Some of us get more of it than others. None of us knows exactly when it will end for us. We complain that there is not enough of it. Or that there is too much between where we are and what we want.
Some smart people even say it’s an illusion. But illusory or real, it binds us all.
Time never seems to do what we want it to do. But how to use it is up to us–even in the worst of circumstances.
Natan Sharansky spent nine years in Soviet prisons and camps. He endured many days in a punishment cell–with little food or warmth. He endured hunger strikes that weakened his heart.
Sharansky filled his solitary time thinking. He devised chess strategies. He filled his mind with memories of loved ones. He resisted the urge to trust those who had taken his freedom.

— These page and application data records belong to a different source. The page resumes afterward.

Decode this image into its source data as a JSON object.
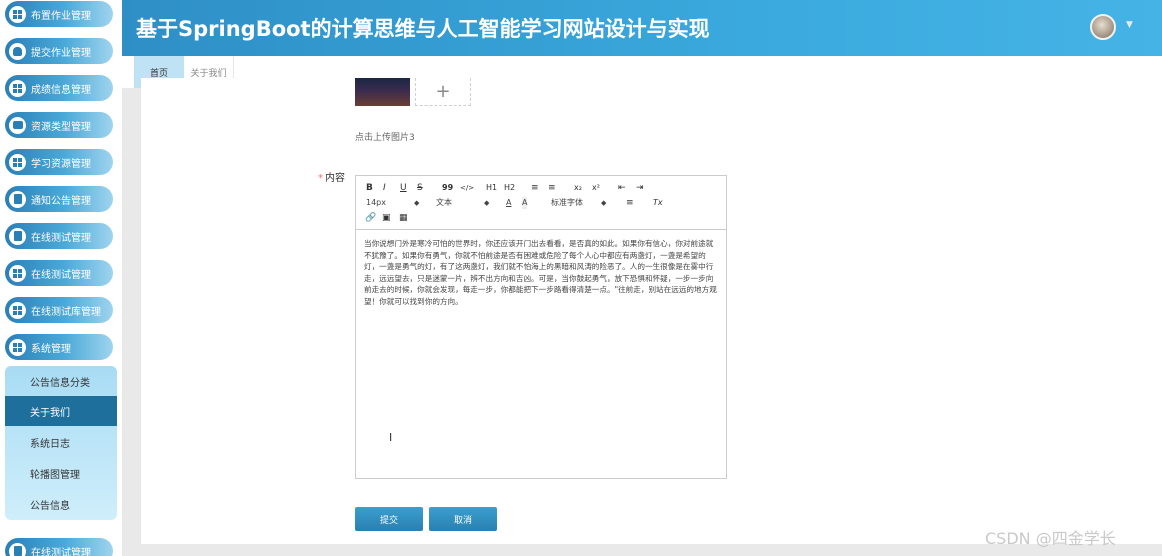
{
  "header": {
    "title": "基于SpringBoot的计算思维与人工智能学习网站设计与实现"
  },
  "sidebar": {
    "items": [
      {
        "label": "布置作业管理",
        "icon": "grid-icon"
      },
      {
        "label": "提交作业管理",
        "icon": "user-icon"
      },
      {
        "label": "成绩信息管理",
        "icon": "grid-icon"
      },
      {
        "label": "资源类型管理",
        "icon": "briefcase-icon"
      },
      {
        "label": "学习资源管理",
        "icon": "grid-icon"
      },
      {
        "label": "通知公告管理",
        "icon": "document-icon"
      },
      {
        "label": "在线测试管理",
        "icon": "document-icon"
      },
      {
        "label": "在线测试管理",
        "icon": "grid-icon"
      },
      {
        "label": "在线测试库管理",
        "icon": "grid-icon"
      },
      {
        "label": "系统管理",
        "icon": "grid-icon"
      },
      {
        "label": "在线测试管理",
        "icon": "trophy-icon"
      }
    ],
    "submenu": [
      {
        "label": "公告信息分类"
      },
      {
        "label": "关于我们",
        "active": true
      },
      {
        "label": "系统日志"
      },
      {
        "label": "轮播图管理"
      },
      {
        "label": "公告信息"
      }
    ]
  },
  "tabs": [
    {
      "label": "首页",
      "active": true
    },
    {
      "label": "关于我们"
    }
  ],
  "form": {
    "upload_hint": "点击上传图片3",
    "upload_plus": "+",
    "content_label": "内容",
    "required_mark": "*",
    "toolbar": {
      "row1": [
        "B",
        "I",
        "U",
        "S",
        "99",
        "</>",
        "H1",
        "H2",
        "≡",
        "≡",
        "x₂",
        "x²",
        "⇤",
        "⇥"
      ],
      "font_size": "14px",
      "text_type": "文本",
      "color_a": "A",
      "bg_color": "A",
      "font_family": "标准字体",
      "align": "≡",
      "clear_format": "Tx"
    },
    "content_text": "当你说想门外是寒冷可怕的世界时，你还应该开门出去看看，是否真的如此。如果你有信心，你对前途就不犹豫了。如果你有勇气，你就不怕前途是否有困难或危险了每个人心中都应有两盏灯，一盏是希望的灯，一盏是勇气的灯，有了这两盏灯，我们就不怕海上的黑暗和风涛的险恶了。人的一生很像是在雾中行走，远远望去，只是迷蒙一片，辨不出方向和吉凶。可是，当你鼓起勇气，放下恐惧和怀疑，一步一步向前走去的时候，你就会发现，每走一步，你都能把下一步路看得清楚一点。\"往前走，别站在远远的地方观望！你就可以找到你的方向。"
  },
  "buttons": {
    "submit": "提交",
    "cancel": "取消"
  },
  "watermark": "CSDN @四金学长"
}
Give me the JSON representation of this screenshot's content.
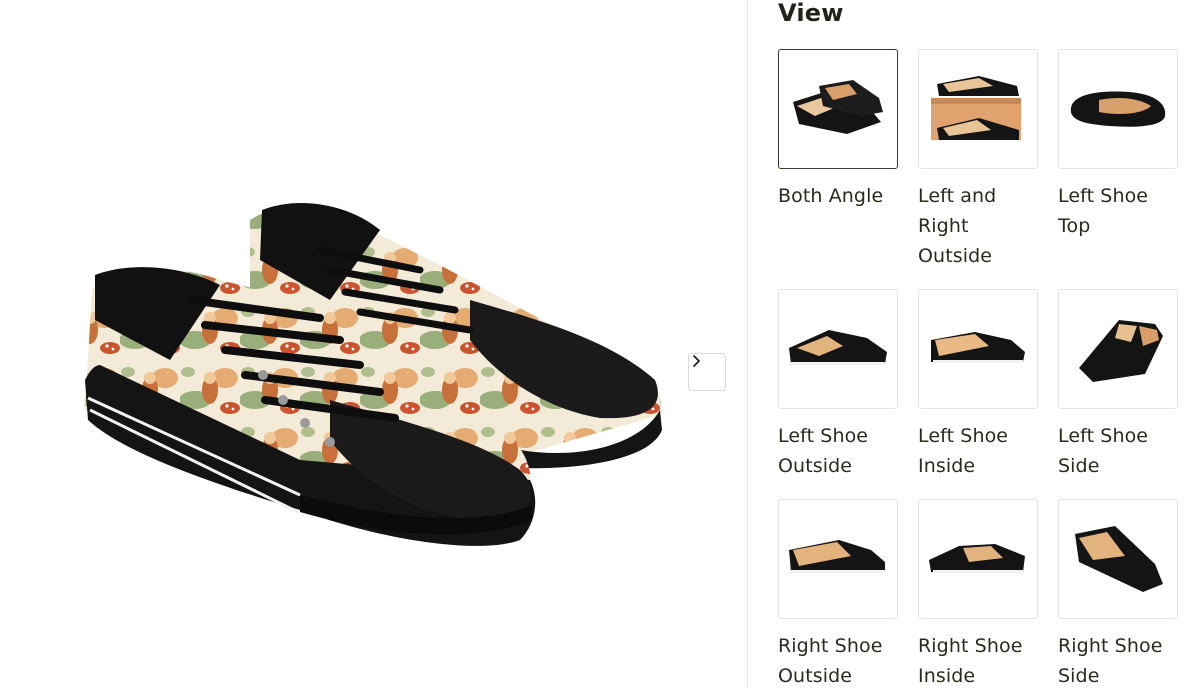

Consistently, doggedly, he refused to cooperate with the KGB. He did nothing that would ease or shorten his time in captivity. He understood that cooperation was a snare that would never end.
Sharansky watched others. One worked to shorten his time, but worked too well. He did not receive his promised release. He had bought a lie and kept doing time.
“During these years, I have met people who have been weakened from constant disappointments. They continually created new hopes for themselves, and as a result, they betray themselves. Others live in the world of illusions . . . in order to prevent real life from ultimately destroying it.”
But he came to a conclusion:
“It’s best if you are left with only one hope–the hope of remaining yourself no matter what happens” (Sharansky 370-71).
Sharansky realized early on in his experiences with the KGB that “nothing they did could humiliate me. I could only humiliate myself–by doing something I might later be ashamed of” (8).
Later on, in freedom, Sharansky realized a great irony:
“In the punishment cell, life was much simpler. Every day brought only one choice: good or evil, white or black, saying yes or no to the KGB. I had all the time I needed to think about these choices, to concentrate on the most fundamental problems of existence, to test myself in fear, in hope, in belief, in love. And now, lost in thousands of mundane choices, I suddenly realize that there’s no time to reflect on the bigger questions” (418).
Each of us today may make a thousand mundane choices. For the most part, we have spent our lives distracted by a world filled with such choices–voices drowning out the important.
What will we choose today?
Today, ponder the big things. Test yourself in fear, hope, belief, love.
Jesus tells us not to fear those who can kill our bodies. To find our hope and belief in Him. To follow Him, loving Him and all around us.
He holds time. He knows how long our time is. He knows what is real.
And so we find challenges and sacrifice. And with them purpose and peace.
And His peace no one can take away.